The True Gold Standard (Second Edition)
Key Writings: Hanke on the Gold Standard
Remarks on Money: How the Destruction of the Dollar Threatens the Global Economy — and What We Can Do about It by Steve Forbes and Elizabeth Ames
My big takeaway from Money (McGraw Hill, 2014) is that Steve Forbes is no James Dean. Forbes is a rebel with a cause. Free-markets and sound money, please. In what follows, I will briefly mention 11 other takeaways from my reading of Money by Steve Forbes and Elizabeth Ames.
The Great Recession grinds on. And as it does, politicians of all stripes ask, usually behind closed doors, “Just how miserable are our citizens?” The chattering classes offer a variety of opinions. As it turns out, there is a straightforward way to measure what is termed the misery index.
The late Arthur Okun, a distinguished economist who served as chairman of the President’s Council of Economic Advisers during President Johnson’s administration, developed the original misery index for the United States. Okun’s index is equal to the sum of the inflation and unemployment rates.
Dr. Karl Schiller, West Germany’s Economics Minister between 1966 and 1972, pithily pronounced that: “Stability is not everything, but without stability, everything is nothing.” I agree. In the economic sphere, instability is usually a “bad”, not a “good”.
The world’s great destabilizer is the United States. How could this be? In the post-World War II era, the world has been on a U.S. dollar standard. Accordingly, the U.S. Federal Reserve is the de facto central banker for the world.
Well, it’s official, the economic talking head establishment has declared war on Germany. The opening shots in this battle were fired by none other than the United States Treasury Department, which had the audacity to blame Germany for a weak Eurozone recovery in its semi-annual foreign exchange report. The Treasury’s criticisms were echoed by IMF First Deputy Managing Director David Lipton, in a recent speech in Berlin — a speech so incendiary that the IMF opted to post the “original draft,” rather than his actual comments, on its website. Things were kicked into a full blitzkrieg when Paul Krugman penned his latest German-bashing New York Times column.
The claims being leveled against Germany revolve around nebulous terms like “imbalances” and “deflationary biases.” But, what’s really going on here? The primary complaint being leveled is that Germany’s exports are too strong, and domestic consumption is too weak. In short, the country is producing more than it consumes. Critics argue that “excess” German exports are making it harder for other countries (including the U.S.) to recover in the aftermath of the financial crisis.
Well, it’s official. President Obama has picked Janet Yellen as his nominee to be the next Federal Reserve Chairman. In the months leading up to this announcement, the press unanimously dubbed Yellen the Queen of the Doves, pointing to her reluctance to roll back the Fed’s Quantitative Easing program.

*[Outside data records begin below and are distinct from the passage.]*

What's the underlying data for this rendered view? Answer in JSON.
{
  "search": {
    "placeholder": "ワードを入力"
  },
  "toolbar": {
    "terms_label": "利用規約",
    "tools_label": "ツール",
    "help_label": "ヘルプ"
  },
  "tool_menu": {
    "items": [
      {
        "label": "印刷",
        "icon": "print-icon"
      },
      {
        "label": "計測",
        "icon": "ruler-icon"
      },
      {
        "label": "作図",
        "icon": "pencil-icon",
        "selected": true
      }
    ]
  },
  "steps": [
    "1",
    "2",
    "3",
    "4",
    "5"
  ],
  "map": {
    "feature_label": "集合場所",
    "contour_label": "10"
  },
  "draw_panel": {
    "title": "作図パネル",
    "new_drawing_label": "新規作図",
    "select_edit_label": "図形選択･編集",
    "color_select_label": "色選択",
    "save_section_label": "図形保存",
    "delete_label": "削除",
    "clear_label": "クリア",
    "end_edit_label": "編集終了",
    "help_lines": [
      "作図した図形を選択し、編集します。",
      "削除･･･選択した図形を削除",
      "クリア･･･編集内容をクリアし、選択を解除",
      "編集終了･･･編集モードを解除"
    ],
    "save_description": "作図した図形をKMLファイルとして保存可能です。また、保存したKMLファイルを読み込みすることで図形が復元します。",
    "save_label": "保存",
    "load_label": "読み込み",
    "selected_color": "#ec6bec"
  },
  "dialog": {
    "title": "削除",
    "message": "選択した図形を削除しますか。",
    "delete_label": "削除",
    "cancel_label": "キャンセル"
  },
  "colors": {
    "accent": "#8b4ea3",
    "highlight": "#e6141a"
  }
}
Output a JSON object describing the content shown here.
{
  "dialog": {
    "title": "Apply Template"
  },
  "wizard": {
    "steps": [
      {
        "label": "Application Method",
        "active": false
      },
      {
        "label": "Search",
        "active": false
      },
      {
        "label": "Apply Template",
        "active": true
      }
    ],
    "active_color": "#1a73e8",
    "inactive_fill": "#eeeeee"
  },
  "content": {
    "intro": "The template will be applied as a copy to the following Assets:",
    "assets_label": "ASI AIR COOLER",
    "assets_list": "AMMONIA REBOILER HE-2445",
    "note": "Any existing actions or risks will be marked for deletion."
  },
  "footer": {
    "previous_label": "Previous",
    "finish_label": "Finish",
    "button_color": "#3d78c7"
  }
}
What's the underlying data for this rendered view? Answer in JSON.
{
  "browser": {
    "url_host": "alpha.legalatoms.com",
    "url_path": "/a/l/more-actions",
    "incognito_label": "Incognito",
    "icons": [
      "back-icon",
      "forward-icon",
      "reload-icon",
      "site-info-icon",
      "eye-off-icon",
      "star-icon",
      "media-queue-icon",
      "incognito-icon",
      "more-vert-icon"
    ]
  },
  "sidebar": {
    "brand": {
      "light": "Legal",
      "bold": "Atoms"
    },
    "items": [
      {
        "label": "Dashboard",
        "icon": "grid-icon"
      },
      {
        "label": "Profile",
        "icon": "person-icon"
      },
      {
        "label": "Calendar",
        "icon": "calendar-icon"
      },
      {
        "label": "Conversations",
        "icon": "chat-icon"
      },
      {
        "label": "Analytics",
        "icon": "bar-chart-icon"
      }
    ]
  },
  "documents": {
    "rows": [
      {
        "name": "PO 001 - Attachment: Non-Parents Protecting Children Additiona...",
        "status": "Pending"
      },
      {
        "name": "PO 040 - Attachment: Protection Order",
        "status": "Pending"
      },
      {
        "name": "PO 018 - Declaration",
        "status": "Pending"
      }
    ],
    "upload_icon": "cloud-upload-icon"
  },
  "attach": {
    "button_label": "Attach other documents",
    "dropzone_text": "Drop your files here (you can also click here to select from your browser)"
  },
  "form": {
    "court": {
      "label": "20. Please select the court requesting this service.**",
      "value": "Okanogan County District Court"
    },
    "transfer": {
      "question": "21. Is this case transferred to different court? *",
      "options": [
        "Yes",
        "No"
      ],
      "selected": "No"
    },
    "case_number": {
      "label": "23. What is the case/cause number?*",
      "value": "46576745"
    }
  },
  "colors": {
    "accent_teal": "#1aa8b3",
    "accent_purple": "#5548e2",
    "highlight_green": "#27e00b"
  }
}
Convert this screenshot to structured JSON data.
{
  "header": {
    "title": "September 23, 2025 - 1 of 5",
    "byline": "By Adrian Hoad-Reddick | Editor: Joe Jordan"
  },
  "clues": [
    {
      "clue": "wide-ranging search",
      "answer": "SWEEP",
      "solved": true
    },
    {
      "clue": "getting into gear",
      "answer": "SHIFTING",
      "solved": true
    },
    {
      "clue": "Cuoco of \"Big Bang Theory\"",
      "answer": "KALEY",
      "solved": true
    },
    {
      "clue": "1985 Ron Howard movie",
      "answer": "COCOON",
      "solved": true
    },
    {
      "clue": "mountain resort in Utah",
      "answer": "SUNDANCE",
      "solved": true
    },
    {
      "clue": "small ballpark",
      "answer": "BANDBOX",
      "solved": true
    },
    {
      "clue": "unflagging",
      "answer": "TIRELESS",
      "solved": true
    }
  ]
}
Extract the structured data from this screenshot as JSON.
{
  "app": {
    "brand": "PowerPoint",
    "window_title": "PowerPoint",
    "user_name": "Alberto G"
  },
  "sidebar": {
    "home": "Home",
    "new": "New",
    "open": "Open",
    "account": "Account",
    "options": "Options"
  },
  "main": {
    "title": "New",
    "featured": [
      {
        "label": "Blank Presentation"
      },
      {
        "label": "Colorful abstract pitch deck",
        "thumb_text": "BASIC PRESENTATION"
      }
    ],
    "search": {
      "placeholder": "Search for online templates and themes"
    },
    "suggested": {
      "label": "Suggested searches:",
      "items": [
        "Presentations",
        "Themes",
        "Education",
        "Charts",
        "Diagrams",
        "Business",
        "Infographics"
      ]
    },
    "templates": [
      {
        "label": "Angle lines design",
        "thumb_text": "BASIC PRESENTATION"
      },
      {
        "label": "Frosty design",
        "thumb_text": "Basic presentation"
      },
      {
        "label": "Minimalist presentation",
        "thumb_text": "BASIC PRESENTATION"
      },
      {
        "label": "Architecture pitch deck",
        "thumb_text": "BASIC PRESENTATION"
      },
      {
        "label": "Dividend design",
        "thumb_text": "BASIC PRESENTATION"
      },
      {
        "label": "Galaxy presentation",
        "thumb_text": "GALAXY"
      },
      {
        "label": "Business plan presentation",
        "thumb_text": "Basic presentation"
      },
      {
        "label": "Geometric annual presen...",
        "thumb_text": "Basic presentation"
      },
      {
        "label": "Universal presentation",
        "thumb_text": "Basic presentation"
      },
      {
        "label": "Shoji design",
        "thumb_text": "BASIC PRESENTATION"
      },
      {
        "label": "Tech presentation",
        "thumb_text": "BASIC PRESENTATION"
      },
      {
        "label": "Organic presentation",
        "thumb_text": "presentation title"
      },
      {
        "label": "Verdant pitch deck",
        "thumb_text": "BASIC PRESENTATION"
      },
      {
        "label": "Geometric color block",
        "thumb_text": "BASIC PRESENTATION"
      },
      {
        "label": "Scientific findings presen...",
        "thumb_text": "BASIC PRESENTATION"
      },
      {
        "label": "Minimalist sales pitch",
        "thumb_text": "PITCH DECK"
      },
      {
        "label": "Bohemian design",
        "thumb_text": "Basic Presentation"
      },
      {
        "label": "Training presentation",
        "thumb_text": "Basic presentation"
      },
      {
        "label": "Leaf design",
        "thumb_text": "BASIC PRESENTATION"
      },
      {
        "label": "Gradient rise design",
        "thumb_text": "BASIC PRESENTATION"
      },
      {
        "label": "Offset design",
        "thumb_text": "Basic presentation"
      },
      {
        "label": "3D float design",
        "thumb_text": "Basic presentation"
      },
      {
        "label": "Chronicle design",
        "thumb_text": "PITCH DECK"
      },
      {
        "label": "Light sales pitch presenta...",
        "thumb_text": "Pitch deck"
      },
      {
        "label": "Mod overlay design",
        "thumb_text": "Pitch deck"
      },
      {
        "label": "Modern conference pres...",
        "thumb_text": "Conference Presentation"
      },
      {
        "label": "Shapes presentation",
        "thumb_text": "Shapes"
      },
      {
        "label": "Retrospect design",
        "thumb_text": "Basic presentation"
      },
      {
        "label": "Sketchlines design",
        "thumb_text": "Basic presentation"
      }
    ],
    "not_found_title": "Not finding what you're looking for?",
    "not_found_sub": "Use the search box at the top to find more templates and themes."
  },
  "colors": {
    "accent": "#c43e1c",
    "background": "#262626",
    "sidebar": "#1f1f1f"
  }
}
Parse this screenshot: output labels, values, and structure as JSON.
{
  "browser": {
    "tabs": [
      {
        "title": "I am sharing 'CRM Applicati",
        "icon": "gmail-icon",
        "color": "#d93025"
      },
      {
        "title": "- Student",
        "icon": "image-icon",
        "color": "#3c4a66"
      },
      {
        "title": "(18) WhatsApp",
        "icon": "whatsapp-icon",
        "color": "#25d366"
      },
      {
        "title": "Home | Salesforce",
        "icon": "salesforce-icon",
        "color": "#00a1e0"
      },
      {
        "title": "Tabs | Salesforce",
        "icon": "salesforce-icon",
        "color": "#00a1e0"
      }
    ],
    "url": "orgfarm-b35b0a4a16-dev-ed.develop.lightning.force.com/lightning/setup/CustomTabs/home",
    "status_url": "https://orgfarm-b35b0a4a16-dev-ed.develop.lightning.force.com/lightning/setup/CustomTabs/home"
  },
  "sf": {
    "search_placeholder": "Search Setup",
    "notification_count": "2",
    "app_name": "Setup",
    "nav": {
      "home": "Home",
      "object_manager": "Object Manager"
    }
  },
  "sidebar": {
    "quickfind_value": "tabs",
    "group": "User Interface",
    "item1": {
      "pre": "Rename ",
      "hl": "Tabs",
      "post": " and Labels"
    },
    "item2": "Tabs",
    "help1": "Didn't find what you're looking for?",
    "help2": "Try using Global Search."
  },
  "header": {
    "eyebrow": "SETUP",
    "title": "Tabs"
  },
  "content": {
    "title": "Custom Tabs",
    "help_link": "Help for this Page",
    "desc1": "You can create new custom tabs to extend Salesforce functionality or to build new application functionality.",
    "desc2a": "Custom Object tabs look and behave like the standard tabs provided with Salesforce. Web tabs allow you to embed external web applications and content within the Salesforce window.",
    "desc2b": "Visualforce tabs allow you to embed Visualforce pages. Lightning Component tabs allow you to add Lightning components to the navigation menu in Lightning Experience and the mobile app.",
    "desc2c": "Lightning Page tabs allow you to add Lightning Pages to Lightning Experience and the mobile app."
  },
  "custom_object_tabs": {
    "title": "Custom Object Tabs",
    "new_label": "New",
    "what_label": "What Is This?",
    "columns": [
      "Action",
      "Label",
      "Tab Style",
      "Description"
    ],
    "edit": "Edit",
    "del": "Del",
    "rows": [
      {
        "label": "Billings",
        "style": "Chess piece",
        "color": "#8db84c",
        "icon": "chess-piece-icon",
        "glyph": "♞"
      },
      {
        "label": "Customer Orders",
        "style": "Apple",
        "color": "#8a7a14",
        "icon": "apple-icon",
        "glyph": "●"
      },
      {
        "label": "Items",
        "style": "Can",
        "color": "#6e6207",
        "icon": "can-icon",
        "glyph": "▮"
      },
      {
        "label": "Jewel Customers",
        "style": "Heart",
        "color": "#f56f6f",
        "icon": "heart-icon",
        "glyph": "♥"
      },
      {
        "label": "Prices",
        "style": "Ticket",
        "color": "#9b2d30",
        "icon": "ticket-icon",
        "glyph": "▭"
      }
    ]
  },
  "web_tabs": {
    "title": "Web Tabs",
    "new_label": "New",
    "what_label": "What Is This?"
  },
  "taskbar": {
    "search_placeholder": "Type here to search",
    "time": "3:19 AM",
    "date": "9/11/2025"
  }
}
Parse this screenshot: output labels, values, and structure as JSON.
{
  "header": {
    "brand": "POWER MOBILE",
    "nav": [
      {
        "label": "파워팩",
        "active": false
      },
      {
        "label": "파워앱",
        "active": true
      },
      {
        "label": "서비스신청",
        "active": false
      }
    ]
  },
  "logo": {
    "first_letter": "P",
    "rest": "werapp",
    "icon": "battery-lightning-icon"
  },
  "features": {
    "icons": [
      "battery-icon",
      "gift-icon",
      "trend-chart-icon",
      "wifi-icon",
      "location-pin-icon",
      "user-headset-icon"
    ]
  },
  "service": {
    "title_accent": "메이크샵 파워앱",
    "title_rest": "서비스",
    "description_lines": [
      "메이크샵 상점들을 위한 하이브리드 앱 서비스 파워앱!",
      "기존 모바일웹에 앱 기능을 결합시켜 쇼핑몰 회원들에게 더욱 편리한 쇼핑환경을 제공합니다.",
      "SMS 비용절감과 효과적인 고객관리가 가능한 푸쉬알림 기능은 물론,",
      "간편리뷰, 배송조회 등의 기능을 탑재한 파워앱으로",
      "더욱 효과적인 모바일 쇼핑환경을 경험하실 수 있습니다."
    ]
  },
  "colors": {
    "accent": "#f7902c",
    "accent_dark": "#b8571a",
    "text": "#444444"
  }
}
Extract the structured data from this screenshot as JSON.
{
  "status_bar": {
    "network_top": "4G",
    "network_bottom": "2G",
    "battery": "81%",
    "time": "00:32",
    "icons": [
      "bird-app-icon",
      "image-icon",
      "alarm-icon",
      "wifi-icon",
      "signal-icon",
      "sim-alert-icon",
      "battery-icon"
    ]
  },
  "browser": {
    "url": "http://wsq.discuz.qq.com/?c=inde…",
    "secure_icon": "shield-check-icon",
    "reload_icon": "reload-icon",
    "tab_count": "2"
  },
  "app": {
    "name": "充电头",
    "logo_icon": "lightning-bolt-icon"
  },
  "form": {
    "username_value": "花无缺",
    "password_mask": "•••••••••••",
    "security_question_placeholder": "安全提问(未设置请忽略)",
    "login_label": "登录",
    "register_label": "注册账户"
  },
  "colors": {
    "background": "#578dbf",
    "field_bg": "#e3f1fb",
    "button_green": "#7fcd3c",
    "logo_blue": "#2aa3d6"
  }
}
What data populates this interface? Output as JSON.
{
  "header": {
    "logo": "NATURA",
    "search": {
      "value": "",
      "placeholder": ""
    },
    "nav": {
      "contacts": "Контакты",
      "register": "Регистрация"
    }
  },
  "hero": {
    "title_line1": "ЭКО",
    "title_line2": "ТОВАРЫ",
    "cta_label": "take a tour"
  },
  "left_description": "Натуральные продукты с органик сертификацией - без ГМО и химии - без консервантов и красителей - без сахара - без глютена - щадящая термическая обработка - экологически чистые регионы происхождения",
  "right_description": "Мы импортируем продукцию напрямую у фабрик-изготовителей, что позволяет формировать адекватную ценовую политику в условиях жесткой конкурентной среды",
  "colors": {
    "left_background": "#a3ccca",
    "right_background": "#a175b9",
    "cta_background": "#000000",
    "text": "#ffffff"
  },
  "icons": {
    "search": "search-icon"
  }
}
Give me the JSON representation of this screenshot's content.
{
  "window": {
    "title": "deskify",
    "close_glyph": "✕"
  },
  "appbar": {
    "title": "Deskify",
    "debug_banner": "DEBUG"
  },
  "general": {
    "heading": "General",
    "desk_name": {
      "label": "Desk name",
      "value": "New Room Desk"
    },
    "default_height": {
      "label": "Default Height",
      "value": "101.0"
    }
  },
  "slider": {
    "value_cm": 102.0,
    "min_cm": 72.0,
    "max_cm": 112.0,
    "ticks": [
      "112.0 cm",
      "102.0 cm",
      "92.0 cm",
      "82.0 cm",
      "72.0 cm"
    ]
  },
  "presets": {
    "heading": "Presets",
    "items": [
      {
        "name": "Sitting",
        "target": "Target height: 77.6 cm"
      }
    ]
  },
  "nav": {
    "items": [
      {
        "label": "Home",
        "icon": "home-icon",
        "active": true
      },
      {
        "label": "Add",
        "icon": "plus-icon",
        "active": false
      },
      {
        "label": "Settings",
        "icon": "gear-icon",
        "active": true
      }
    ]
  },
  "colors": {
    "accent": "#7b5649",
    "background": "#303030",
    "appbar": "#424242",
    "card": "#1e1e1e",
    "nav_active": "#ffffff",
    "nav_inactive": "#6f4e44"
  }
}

As it turns out, however, Yellen is hardly the dove she is made out to be. Indeed, when it comes to money supply, Dr. Yellen seems, well, downright hawkish.
Traditionally, the dove label has referred to an emphasis on the Fed’s mandate to pursue full employment (even at the expense of slightly higher inflation), while the hawk label has referred to a focus on the Fed’s price stability mandate. In practice, however, the dove-hawk distinction typically comes down to a question of the money supply: to increase, or not to increase?
BY STEVE HANKE: